## [Collection entries]
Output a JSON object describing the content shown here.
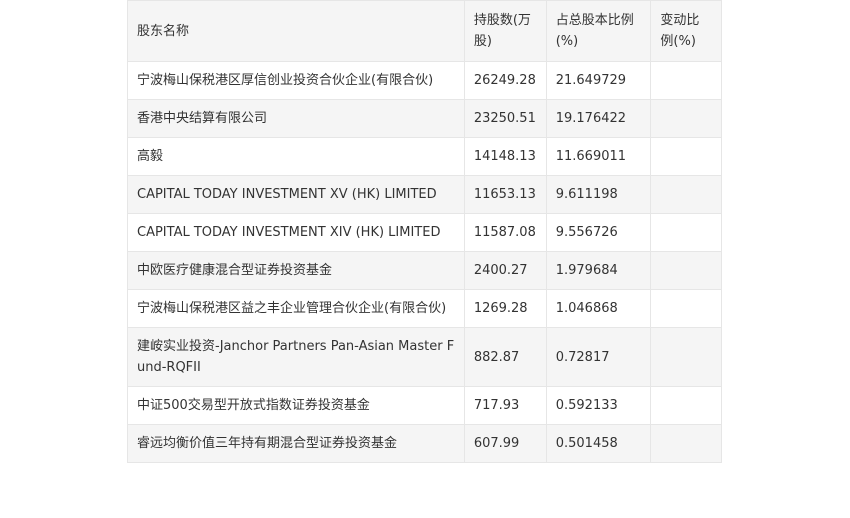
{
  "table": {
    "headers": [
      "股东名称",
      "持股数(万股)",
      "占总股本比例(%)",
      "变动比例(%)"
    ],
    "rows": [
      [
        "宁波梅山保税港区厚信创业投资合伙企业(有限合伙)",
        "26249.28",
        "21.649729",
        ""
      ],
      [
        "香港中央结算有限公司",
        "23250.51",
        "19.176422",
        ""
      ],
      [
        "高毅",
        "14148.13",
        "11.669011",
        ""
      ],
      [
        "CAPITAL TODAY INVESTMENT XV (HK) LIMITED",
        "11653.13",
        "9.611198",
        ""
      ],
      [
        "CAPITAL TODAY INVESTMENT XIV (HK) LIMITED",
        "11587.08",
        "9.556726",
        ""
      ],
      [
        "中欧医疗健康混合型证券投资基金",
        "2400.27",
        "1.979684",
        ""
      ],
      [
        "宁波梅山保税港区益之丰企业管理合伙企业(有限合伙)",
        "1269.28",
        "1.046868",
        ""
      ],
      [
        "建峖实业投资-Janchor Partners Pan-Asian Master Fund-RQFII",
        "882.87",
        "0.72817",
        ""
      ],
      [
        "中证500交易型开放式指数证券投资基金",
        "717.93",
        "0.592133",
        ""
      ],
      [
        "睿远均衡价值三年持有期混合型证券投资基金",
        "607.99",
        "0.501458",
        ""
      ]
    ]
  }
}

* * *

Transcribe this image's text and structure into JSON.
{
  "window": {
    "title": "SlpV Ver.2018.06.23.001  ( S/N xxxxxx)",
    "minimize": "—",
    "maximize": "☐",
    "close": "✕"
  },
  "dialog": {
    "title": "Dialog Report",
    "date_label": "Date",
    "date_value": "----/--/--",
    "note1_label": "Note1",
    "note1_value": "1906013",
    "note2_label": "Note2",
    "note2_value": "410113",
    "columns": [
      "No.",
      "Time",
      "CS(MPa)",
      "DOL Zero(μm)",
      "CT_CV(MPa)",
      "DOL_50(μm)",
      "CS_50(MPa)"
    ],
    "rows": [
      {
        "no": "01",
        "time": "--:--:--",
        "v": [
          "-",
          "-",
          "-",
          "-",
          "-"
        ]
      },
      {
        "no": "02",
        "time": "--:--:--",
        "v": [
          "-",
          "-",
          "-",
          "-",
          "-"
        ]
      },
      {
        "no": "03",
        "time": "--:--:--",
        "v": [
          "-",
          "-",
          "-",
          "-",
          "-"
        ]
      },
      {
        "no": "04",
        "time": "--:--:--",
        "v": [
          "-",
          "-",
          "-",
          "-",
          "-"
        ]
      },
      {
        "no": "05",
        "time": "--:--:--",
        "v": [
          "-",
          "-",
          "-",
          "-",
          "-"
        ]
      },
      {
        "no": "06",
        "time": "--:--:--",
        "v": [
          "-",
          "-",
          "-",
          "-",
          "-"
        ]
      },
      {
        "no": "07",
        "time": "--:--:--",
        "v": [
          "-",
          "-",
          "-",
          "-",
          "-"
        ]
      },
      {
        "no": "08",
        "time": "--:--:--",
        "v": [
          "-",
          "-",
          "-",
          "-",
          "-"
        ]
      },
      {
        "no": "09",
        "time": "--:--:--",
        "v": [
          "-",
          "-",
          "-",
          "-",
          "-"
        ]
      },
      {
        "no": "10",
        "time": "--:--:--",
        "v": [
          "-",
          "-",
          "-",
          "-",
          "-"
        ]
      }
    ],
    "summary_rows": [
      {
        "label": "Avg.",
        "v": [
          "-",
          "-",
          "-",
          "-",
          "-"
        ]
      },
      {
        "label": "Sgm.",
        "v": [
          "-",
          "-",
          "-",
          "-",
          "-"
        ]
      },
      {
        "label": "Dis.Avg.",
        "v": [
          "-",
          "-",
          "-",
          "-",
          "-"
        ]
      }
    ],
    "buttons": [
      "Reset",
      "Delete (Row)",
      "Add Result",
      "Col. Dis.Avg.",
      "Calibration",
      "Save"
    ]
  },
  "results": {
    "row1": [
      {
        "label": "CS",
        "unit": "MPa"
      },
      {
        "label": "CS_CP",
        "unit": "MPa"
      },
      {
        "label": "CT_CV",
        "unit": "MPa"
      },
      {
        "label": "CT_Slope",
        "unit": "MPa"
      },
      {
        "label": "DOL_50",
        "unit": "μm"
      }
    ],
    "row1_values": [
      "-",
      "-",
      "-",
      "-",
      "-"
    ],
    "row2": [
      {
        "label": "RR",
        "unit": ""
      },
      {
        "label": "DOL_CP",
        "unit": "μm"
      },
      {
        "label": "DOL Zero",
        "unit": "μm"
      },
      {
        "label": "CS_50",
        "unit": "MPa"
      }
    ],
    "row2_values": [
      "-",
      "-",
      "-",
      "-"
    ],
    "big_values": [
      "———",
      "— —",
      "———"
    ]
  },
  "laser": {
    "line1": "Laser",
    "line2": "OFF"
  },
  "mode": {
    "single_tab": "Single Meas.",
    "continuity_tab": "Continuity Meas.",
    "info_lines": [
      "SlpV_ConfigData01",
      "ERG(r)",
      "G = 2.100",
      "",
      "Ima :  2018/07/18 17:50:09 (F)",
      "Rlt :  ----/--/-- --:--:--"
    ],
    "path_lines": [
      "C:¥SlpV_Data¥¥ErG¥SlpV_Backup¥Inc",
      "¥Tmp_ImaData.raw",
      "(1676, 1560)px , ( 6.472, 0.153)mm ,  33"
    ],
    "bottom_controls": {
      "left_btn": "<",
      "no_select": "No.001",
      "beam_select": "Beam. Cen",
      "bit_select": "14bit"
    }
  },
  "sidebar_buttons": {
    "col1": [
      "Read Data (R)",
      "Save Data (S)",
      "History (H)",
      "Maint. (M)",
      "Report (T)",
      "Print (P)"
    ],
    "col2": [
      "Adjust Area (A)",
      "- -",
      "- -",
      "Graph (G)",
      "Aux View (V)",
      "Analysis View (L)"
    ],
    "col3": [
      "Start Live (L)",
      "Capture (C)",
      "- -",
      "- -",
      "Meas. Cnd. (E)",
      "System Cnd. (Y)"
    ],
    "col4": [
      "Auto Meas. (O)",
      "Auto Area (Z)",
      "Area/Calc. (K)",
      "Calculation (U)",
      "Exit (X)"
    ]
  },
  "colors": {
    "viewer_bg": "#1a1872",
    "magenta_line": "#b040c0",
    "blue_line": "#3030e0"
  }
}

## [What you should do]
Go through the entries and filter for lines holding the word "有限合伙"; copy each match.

## [Exercise output]
        "宁波梅山保税港区厚信创业投资合伙企业(有限合伙)",
        "宁波梅山保税港区益之丰企业管理合伙企业(有限合伙)",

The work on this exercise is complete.